The Japanese government plans to set up a new organization to strengthen coordination with Chinese municipalities over an airborne pollutant known as PM2.5.
The Environment Ministry announced the plan on Tuesday in Tokyo at a meeting designed to improve air quality in China.
About 50 people attended the event. They included officials from the Chinese embassy in Japan and 9 Japanese municipalities including Yokkaichi City, Mie Prefecture, which has suffered from serious air pollution.
Ministry officials said the new body is designed to enhance coordination between local governments in Japan and China.

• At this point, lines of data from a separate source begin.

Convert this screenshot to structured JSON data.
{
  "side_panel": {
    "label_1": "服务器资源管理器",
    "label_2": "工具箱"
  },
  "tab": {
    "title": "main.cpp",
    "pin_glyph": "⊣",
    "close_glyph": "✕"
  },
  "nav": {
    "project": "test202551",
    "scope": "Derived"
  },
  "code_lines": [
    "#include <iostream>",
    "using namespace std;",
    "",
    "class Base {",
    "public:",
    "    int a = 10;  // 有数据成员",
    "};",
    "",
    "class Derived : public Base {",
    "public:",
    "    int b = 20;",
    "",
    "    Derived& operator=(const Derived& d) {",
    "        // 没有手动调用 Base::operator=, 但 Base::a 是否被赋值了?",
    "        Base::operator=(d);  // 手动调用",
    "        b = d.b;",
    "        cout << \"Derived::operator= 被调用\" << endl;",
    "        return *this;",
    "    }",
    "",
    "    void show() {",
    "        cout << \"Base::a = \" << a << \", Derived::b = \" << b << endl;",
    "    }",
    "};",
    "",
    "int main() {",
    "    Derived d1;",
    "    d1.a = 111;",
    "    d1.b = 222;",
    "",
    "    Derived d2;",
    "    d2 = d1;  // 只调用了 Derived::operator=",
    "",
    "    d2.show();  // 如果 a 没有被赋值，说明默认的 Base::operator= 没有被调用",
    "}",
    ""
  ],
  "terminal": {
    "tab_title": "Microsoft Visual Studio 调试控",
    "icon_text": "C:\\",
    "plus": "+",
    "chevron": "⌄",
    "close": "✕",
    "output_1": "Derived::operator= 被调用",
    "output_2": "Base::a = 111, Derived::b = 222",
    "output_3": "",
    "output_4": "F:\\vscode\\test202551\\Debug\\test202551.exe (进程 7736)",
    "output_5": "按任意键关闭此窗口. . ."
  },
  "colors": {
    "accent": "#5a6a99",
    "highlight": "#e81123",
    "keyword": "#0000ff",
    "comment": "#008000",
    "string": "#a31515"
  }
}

So far the issue has been handled by central governments.
Officials say the center is to open as early as next month and will be managed by private entities.
A British couple who tied the knot at a Kyoto shrine have become the first to receive a memorial marriage certificate from the city, under a newly created program to attract more foreign visitors. (Asahi)
Investigators have found 7.85 million passwords, credit card numbers and other pieces of stolen personal information on an Internet server seized last year from a Tokyo-based firm that provided proxy servers for Chinese users, Tokyo police said Friday. (Japan Times)
Time magazine has named two Japanese among its list of the world's 100 most influential people of 2015: novelist Haruki Murakami and Marie Kondo, an organizing consultant whose book introducing her art of tidying up became a best-seller. (NHK)
Central Japan Railway Co., or JR Tokai, said Thursday its magnetic levitation Shinkansen train achieved the world's fastest train speed of 590 kilometers per hour on a test line in central Japan. (Jiji Press)